Mulder, a Dutchman, returns at last to South Africa, his memories scattered by forty years and two strokes.
Once he fought to free the country from apartheid; now he finds its people asking whether years of democracy have left them any better off. The village where his friend Donald – a comrade from his Fraternité days – lives is as segregated as ever: fishermen struggle to eke out a living and kids wreck their brains with crystal meth.
Tensions are high: Donald wages a campaign against the local mayor; every day the whites add inches to their perimeter fences. So when Mulder and Donald attempt to help a young tik-head get clean against his will, their muddled good intentions can only be misunderstood…
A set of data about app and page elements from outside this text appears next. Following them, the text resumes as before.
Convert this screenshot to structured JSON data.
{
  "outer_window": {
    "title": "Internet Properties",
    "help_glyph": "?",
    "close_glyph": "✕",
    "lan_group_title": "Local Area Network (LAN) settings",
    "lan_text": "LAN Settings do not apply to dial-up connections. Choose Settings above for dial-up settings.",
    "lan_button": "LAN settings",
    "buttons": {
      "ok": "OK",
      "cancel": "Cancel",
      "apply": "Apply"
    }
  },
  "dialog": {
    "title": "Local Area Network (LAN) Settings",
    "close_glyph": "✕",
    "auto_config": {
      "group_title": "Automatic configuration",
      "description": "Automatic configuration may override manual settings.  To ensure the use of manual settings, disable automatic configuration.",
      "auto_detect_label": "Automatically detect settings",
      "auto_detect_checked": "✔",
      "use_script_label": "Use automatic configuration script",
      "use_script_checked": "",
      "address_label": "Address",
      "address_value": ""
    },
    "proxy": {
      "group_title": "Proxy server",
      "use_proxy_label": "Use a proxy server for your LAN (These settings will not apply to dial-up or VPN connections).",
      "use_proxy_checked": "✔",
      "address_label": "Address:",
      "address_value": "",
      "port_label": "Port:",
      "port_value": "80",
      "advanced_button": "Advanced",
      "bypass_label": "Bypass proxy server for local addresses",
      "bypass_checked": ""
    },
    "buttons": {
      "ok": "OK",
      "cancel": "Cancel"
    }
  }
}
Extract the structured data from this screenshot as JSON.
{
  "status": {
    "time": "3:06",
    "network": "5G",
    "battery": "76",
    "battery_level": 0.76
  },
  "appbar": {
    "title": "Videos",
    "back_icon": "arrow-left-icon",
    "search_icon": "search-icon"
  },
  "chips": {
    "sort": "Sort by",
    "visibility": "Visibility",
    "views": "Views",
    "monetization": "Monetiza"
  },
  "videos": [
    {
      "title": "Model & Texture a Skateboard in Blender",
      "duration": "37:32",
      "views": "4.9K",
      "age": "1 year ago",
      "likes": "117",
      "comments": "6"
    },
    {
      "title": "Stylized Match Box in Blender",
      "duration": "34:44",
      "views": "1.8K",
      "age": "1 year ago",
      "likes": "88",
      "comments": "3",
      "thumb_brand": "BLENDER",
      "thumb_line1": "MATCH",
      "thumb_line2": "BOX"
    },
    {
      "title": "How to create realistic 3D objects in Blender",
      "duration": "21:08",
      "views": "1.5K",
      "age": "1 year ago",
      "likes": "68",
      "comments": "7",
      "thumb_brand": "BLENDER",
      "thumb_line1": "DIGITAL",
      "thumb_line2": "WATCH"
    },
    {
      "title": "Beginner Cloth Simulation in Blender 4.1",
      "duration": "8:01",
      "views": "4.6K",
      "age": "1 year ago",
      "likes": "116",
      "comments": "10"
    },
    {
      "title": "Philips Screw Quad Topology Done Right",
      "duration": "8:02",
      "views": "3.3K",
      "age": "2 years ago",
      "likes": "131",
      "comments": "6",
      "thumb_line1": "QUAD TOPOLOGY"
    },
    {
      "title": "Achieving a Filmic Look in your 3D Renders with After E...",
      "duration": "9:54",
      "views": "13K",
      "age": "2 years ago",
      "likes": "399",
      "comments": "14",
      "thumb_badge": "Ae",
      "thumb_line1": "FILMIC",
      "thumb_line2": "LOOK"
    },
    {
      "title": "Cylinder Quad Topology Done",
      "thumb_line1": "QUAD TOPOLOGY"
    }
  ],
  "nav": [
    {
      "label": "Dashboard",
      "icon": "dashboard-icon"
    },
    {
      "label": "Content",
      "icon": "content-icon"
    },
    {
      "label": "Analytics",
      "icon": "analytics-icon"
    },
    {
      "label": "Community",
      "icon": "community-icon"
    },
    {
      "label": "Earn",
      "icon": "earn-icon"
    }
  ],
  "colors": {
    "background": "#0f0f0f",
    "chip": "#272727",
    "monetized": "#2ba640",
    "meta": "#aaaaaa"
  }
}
About the Author
Adriaan van Dis is a Dutch author with roots in what was the Dutch East Indies (now Indonesia). As a young man he studied Afrikaans at Amsterdam University. His novel My Father’s War won a number of awards in the Netherlands and was translated into English by Ina Rilke.
About the Translator
Ina Rilke is the prize-winning translator of books by Cees Nooteboom, W. F. Hermans, Erwin Mortier, Tessa de Loo, Dai Sijie and Margriet de Moor.
A novel of political importance, beautifully written. Dutchman Mulder visits with his old friend Donald as he returns to South Africa, a land he knew during the days of apartheid. Life may have moved on and apartheid ceased but some things have worsened, different isn’t necessarily better. The black townships still suffer and squalid conditions still prevail for those not black enough. Van Dis brings a story of deprivation without preaching, instead he shows us the results of the complex contributions flawed humanity, politics, power and resource distribution have made in South Africa. What happens when two white men, forty years ago active in the resistance against apartheid, meet each other again? Does the new South Africa reflect their old ideals?
A man returns to South Africa in search of his past. Within a world of crime and corruption he takes pity on a drug user. South Africa of the poor can be smelled in this magnificent novel full of character. The poor whose only wealth is hope. Direct dialogues, colourful descriptions, and a very nice psychological profile of the main characters.